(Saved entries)

== Segment start ==

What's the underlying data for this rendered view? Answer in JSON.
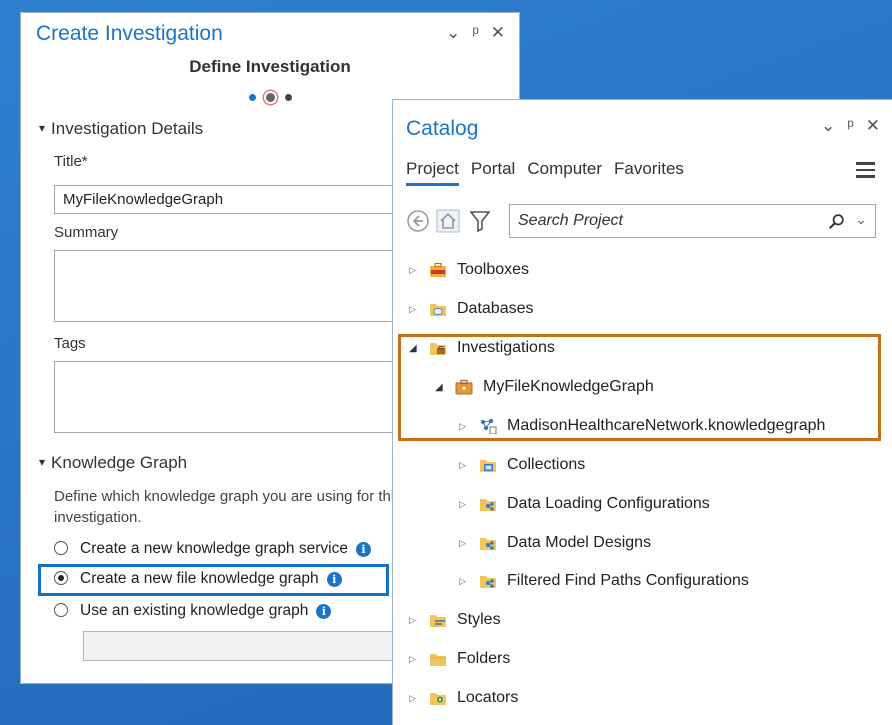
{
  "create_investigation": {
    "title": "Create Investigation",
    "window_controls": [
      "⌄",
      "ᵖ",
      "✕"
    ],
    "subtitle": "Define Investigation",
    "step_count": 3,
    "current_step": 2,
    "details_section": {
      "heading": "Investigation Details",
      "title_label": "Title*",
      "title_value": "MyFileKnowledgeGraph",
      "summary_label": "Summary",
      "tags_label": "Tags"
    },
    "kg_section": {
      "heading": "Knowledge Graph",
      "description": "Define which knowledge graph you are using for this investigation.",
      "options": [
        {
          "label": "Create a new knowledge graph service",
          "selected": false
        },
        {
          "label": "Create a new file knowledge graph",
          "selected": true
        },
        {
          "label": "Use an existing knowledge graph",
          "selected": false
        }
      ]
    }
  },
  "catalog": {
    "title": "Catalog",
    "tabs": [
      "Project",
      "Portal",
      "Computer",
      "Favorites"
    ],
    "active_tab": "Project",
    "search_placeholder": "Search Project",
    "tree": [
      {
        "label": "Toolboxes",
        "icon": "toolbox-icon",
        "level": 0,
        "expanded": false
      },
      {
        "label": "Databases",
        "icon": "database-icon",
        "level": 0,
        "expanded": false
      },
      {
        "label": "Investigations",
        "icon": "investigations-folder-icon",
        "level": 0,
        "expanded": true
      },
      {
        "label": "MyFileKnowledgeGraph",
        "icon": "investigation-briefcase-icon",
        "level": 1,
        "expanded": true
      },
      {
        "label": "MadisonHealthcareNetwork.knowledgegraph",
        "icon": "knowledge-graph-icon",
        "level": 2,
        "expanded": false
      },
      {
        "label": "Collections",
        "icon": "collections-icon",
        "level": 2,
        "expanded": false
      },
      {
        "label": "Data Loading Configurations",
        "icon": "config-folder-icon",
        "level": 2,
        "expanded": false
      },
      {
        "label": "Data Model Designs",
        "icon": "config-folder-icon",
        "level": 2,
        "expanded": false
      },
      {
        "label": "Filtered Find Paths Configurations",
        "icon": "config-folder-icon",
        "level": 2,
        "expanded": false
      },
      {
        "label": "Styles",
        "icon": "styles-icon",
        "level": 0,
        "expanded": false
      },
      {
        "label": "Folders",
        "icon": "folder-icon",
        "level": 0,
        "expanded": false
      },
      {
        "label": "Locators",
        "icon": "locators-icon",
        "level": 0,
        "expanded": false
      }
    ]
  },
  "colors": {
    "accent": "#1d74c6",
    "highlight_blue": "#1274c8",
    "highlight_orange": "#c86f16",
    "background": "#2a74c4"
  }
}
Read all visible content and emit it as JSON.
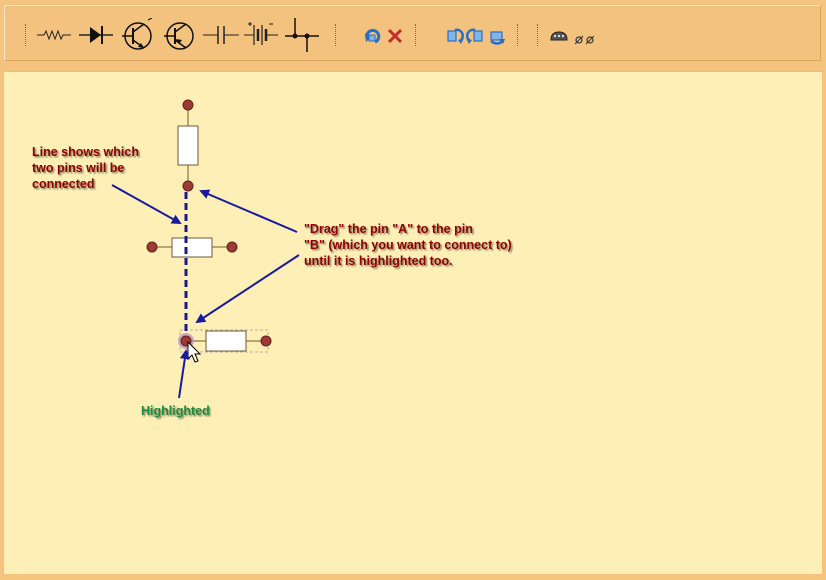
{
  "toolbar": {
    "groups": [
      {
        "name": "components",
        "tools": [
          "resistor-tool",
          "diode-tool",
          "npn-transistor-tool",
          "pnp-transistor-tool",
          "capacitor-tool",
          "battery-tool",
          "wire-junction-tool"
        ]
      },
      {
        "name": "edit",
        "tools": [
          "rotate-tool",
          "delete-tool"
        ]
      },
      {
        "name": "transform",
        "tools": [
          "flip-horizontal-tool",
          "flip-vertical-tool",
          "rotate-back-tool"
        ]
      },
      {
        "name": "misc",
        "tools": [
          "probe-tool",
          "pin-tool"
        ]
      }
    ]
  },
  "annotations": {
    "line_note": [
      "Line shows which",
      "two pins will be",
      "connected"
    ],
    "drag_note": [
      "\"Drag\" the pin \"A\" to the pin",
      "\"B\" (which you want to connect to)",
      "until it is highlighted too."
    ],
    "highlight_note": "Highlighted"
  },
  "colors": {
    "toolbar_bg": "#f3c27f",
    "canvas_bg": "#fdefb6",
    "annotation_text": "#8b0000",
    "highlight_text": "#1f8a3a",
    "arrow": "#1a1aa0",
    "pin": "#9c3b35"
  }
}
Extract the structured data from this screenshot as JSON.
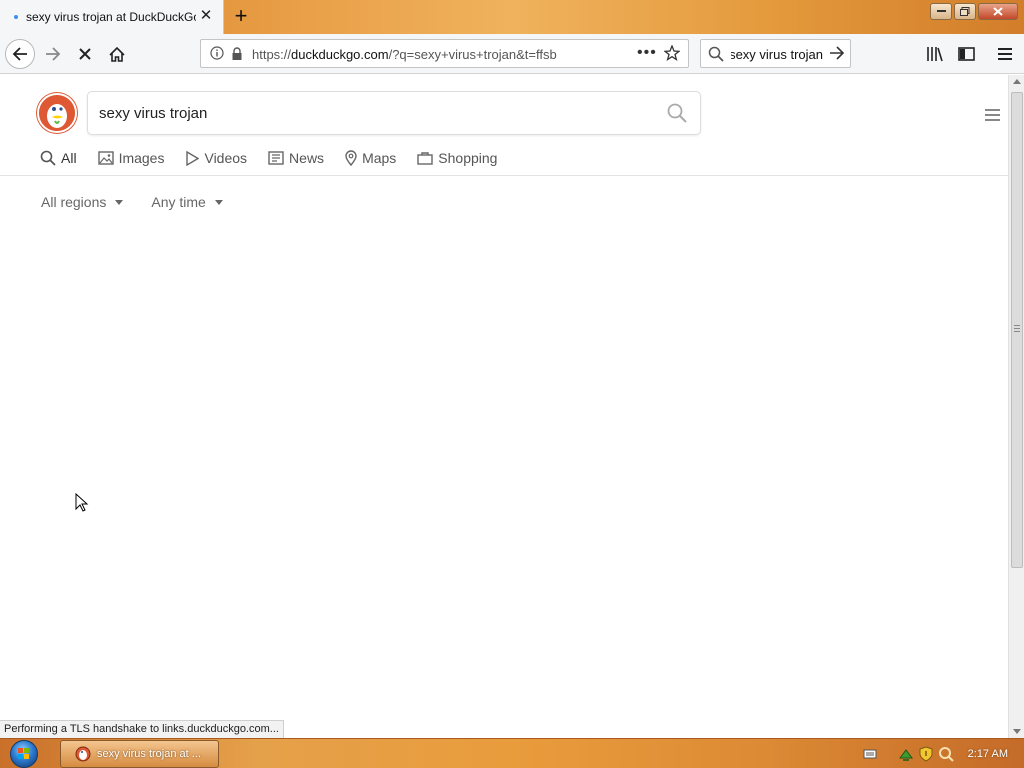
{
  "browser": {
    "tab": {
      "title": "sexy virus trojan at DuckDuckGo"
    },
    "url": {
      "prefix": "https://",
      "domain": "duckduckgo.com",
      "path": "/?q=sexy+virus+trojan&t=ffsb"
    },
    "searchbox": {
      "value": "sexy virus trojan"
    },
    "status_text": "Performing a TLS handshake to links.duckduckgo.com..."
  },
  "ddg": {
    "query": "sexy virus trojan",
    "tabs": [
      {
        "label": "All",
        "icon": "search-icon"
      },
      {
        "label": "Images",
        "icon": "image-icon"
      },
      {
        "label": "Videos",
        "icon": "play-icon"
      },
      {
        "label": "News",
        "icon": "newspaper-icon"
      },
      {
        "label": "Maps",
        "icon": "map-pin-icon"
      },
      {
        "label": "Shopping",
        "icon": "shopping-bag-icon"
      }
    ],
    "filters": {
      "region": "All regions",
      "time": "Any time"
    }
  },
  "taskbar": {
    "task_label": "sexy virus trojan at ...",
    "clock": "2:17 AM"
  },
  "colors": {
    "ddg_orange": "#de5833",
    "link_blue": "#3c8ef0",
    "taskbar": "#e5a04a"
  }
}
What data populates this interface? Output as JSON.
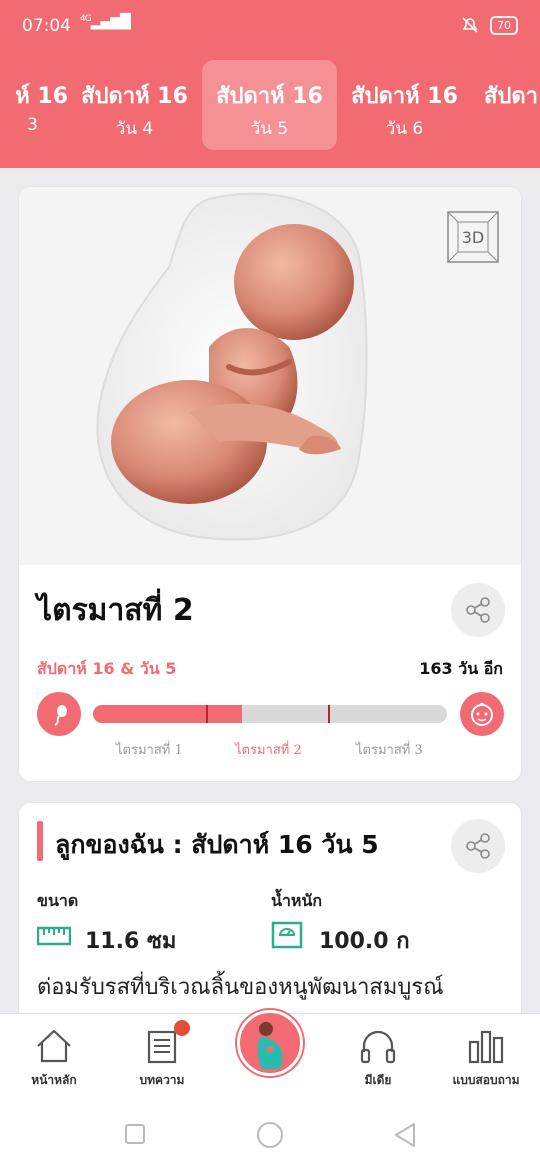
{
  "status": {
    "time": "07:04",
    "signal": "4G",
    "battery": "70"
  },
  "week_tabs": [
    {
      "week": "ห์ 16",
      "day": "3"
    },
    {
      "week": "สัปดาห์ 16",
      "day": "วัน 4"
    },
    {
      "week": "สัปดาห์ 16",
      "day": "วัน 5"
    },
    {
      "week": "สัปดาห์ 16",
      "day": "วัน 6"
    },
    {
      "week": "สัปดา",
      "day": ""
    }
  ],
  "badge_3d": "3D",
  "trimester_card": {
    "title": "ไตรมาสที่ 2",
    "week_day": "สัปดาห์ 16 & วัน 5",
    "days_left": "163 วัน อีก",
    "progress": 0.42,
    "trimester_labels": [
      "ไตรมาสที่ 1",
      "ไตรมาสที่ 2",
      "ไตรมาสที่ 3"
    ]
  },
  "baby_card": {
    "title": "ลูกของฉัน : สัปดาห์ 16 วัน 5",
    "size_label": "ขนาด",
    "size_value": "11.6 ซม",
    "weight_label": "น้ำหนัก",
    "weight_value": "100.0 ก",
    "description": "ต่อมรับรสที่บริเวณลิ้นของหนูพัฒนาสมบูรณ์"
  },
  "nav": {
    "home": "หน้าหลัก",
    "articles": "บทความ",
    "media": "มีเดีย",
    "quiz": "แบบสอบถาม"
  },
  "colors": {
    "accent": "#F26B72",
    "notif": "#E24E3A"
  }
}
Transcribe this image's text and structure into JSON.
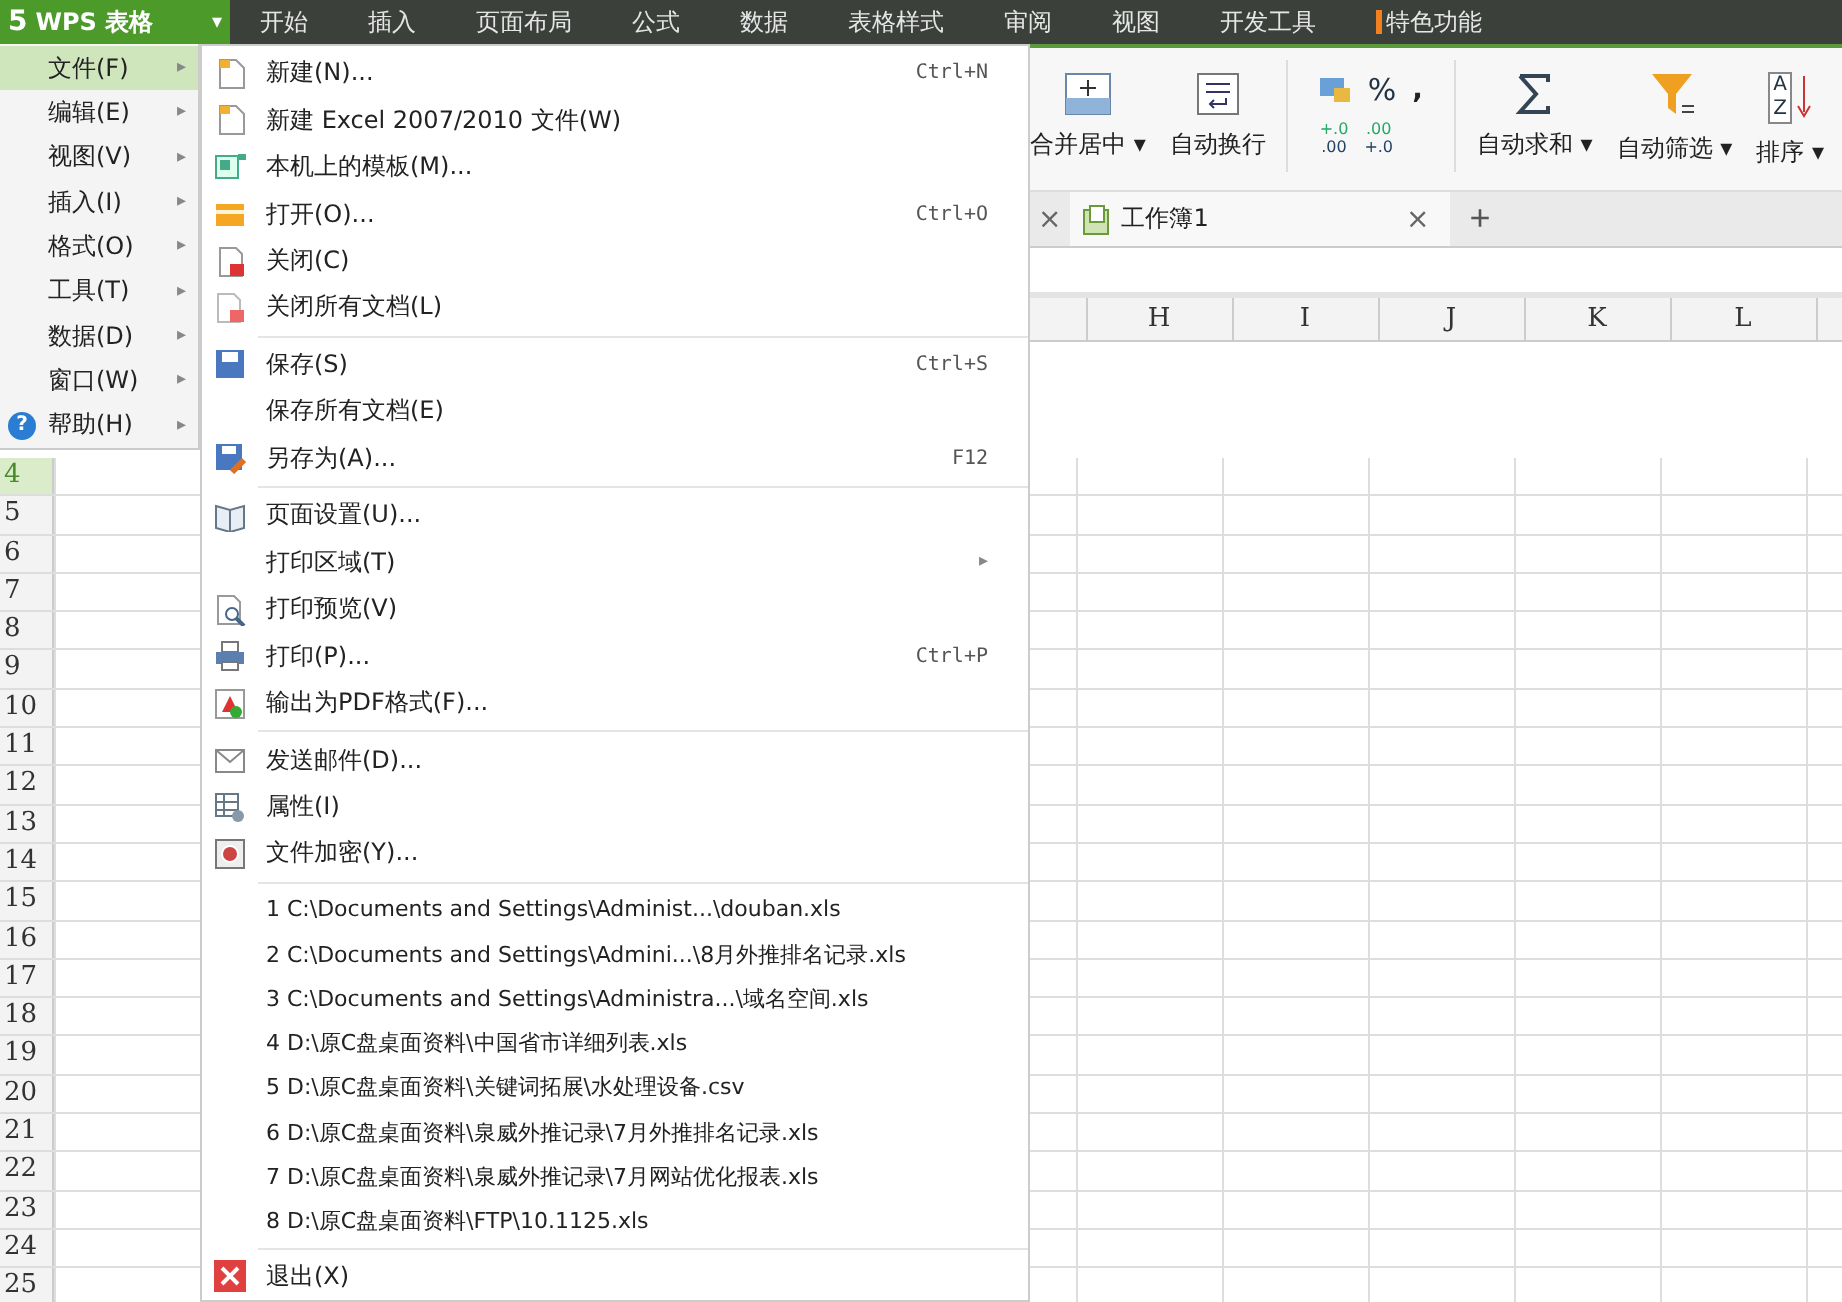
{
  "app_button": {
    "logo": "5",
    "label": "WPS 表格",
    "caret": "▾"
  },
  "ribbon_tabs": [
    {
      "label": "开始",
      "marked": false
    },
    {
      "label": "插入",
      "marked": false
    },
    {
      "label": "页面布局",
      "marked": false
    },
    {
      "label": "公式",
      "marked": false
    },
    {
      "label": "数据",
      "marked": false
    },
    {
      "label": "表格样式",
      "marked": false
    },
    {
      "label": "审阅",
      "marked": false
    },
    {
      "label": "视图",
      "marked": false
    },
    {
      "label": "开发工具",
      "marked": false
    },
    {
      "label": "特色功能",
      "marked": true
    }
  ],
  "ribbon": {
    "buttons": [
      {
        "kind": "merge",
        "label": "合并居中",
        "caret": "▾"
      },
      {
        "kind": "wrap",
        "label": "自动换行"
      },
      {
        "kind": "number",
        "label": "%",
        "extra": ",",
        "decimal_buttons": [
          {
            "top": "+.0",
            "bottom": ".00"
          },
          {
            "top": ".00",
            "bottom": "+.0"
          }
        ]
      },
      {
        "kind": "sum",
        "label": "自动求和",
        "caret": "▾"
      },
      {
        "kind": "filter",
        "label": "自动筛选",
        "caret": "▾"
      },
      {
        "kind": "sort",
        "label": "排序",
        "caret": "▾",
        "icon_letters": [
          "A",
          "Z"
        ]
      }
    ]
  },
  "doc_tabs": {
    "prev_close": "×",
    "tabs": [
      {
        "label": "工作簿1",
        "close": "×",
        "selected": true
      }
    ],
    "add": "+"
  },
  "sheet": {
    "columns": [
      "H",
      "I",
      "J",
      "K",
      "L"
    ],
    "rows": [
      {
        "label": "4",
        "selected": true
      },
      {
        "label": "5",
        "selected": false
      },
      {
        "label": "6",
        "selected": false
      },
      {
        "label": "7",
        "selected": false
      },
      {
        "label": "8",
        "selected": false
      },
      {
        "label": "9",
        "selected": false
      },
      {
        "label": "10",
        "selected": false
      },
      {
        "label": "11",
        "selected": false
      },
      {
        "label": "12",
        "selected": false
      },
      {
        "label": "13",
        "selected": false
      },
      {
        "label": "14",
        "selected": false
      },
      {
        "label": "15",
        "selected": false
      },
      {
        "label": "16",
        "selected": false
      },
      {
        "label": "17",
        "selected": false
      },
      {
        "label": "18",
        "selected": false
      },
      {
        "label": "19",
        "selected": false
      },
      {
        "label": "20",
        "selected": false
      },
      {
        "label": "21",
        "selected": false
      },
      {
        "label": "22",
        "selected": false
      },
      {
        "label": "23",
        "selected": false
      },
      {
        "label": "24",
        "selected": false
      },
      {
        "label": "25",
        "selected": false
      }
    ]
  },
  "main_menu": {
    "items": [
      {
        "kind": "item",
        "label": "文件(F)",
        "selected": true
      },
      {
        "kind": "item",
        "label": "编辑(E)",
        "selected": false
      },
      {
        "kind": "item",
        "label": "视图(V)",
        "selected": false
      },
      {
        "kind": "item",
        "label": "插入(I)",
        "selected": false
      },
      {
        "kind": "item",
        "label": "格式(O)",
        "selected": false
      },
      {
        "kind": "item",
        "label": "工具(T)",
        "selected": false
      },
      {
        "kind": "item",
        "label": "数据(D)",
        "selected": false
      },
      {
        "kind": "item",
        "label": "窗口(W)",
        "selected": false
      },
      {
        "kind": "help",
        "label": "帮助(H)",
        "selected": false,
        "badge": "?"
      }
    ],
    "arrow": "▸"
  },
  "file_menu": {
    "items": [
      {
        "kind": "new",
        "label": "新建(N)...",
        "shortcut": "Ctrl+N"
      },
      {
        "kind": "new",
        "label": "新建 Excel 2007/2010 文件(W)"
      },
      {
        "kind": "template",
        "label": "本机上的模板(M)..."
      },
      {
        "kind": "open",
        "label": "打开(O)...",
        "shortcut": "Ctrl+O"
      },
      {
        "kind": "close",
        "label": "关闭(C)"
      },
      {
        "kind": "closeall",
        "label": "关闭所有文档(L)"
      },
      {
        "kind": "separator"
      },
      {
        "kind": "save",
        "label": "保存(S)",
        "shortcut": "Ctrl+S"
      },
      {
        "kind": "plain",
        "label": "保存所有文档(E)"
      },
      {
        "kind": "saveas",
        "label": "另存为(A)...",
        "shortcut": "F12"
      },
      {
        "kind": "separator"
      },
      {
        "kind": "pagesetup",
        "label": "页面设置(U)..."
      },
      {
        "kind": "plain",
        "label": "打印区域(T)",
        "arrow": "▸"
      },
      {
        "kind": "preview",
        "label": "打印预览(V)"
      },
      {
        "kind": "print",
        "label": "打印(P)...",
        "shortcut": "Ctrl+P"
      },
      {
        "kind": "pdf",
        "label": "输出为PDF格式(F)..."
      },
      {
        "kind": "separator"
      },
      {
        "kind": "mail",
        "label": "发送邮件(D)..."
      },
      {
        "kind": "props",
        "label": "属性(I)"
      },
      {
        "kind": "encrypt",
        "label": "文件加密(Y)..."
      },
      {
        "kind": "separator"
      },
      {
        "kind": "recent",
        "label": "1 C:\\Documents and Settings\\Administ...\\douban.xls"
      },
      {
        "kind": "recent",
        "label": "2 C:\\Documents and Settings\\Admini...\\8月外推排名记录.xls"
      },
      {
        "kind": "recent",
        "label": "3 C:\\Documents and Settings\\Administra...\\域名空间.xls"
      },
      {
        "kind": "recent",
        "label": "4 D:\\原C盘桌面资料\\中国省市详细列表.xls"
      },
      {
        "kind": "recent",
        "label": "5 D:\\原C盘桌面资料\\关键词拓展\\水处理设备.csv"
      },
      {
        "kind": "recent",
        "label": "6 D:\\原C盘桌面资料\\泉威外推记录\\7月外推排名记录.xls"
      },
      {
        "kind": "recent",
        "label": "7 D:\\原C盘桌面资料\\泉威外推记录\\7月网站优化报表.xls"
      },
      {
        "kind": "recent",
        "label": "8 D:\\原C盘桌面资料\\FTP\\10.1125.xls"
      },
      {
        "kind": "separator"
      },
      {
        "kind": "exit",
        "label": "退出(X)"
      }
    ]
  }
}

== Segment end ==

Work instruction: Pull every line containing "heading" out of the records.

Your solution:
      "heading": "Investigation Details",
      "heading": "Knowledge Graph",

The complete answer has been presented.